Crimes and Immigration: Civil Advocacy for Noncitizens at the Intersection of Criminal and Immigration Law
Each year, the United States (US) Department of Homeland Security removes hundreds of thousands of people from the US. Increasingly, the federal agency tasked with removing noncitizens has prioritized removal of those who have had contact with the criminal justice system. Those who are not citizens of the US may face additional consequences related to their immigration status, such as ineligibility to adjust their status to that of lawful permanent residents, inability to travel abroad, ineligibility for US. citizenship, mandatory detention in an immigration facility, or removal. The three primary sections of immigration law affecting noncitizens charged with crimes are grounds of inadmissibility, grounds of deportability and good moral character. Further complicating matters for noncitizens, immigration consequences may be triggered absent a final disposition of guilt in a criminal court. Civil practitioners are invaluable advocates to immigrants and refugees who encounter the criminal justice system.
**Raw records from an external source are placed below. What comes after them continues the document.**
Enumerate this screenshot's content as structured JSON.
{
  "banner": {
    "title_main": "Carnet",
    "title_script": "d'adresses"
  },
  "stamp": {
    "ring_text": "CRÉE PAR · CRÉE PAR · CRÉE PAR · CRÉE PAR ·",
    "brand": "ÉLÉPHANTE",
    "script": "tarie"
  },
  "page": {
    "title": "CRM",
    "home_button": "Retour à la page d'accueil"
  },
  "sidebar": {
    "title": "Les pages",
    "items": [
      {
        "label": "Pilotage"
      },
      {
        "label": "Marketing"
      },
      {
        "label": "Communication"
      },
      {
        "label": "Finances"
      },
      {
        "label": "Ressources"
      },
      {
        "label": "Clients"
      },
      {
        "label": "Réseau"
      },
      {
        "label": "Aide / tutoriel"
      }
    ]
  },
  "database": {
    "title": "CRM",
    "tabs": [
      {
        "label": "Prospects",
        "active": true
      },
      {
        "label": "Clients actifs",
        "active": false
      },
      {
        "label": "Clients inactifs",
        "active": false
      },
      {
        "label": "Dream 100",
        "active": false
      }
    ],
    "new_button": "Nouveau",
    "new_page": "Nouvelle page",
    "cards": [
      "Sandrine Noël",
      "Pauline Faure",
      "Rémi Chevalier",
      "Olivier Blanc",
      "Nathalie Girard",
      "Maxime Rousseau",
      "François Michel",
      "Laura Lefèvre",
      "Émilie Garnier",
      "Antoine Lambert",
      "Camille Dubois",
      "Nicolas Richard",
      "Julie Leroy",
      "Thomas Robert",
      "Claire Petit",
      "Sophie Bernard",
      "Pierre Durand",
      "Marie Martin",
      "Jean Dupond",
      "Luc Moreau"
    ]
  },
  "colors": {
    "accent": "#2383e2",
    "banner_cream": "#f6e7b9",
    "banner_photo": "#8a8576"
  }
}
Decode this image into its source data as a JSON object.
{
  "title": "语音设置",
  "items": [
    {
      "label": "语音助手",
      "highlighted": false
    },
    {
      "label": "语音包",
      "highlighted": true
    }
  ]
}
This chapter focuses on a profile of low-wage immigrant workers. It explains the rights and remedies available to immigrant workers under labor laws and explores the conditions and factors that lead to their abuse and exploitation. The chapter illustrates the barriers that prevent employers from enforcing labor and employment laws, including lax enforcement of laws by government agencies, the threat of deportation by immigration agents, and government programs that hinder workers from exercising their rights. Immigrant workers will be essential to keep the economy strong, to serve as caretakers for the aging population, to contribute to existing health care and Social Security systems, and to help shape the future of the Unites States. Despite government safeguards and nonprofit advocacy, the unfortunate reality for many immigrant workers is that violations of labor and employment laws by their employers are rampant, particularly in low-wage industries.
The children of immigrants can be today’s science competition winners and tomorrow’s entrepreneurs, nurses and doctors, teachers, homeowners, and taxpayers. This chapter discusses ways in which social workers can help families get their children into school and obtain the educational services they need. The main focus is on public elementary and secondary schools, although the chapter includes some discussion of other educational alternatives. Education laws and policies vary from state to state; policies, indeed, vary even from school district to school district. It is true that many important aspects of educational system, such as school age and attendance requirements, residency rules, course requirements, and graduation criteria, are governed by state and local laws, rules, and policies. Parents have important rights and responsibilities in the educational system of the United States. Yet it is well known that parental participation can make a tremendous difference to a child’s education.
This chapter examines violence against women in immigrant and refugee communities, including the particular dynamics, risk factors, and consequences of violence against immigrant women. Immigrant and refugee women experience domestic, sexual, and other forms of violence in ways that are both similar and dissimilar to that experienced by women who are born in the United States, including those from marginalized communities. Women fleeing abusive situations, from female genital mutilation to domestic violence, may be able to claim protection under the Refugee Act, claiming fear of persecution based on their social group their status as women. Social workers, in collaboration with other service providers and immigration attorneys, can assist women who have been victims by helping them put together the evidence required to prove a case of abuse that may ultimately result in lawful permanent residence.